**SUPPLIED MATERIAL:**
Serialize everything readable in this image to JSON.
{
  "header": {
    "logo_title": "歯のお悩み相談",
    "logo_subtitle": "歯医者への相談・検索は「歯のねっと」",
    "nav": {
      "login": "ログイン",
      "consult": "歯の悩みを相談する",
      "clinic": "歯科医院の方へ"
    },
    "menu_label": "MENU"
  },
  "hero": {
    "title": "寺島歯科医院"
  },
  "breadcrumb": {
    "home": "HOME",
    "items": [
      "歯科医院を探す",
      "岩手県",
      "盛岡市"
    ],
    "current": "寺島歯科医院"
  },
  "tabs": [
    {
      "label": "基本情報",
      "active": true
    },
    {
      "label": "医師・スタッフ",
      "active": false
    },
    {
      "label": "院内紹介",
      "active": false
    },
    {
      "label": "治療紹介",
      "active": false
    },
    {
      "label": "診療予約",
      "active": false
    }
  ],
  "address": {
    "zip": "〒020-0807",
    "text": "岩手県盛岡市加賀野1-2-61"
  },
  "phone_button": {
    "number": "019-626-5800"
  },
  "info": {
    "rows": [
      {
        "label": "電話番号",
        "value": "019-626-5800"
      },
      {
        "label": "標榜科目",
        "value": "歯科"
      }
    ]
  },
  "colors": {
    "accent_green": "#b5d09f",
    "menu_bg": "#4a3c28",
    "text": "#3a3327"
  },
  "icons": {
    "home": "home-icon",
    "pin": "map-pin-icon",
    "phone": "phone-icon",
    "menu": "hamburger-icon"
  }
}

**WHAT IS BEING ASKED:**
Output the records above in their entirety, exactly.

**ANSWER TO THE EXERCISE:**
Serialize everything readable in this image to JSON.
{
  "header": {
    "logo_title": "歯のお悩み相談",
    "logo_subtitle": "歯医者への相談・検索は「歯のねっと」",
    "nav": {
      "login": "ログイン",
      "consult": "歯の悩みを相談する",
      "clinic": "歯科医院の方へ"
    },
    "menu_label": "MENU"
  },
  "hero": {
    "title": "寺島歯科医院"
  },
  "breadcrumb": {
    "home": "HOME",
    "items": [
      "歯科医院を探す",
      "岩手県",
      "盛岡市"
    ],
    "current": "寺島歯科医院"
  },
  "tabs": [
    {
      "label": "基本情報",
      "active": true
    },
    {
      "label": "医師・スタッフ",
      "active": false
    },
    {
      "label": "院内紹介",
      "active": false
    },
    {
      "label": "治療紹介",
      "active": false
    },
    {
      "label": "診療予約",
      "active": false
    }
  ],
  "address": {
    "zip": "〒020-0807",
    "text": "岩手県盛岡市加賀野1-2-61"
  },
  "phone_button": {
    "number": "019-626-5800"
  },
  "info": {
    "rows": [
      {
        "label": "電話番号",
        "value": "019-626-5800"
      },
      {
        "label": "標榜科目",
        "value": "歯科"
      }
    ]
  },
  "colors": {
    "accent_green": "#b5d09f",
    "menu_bg": "#4a3c28",
    "text": "#3a3327"
  },
  "icons": {
    "home": "home-icon",
    "pin": "map-pin-icon",
    "phone": "phone-icon",
    "menu": "hamburger-icon"
  }
}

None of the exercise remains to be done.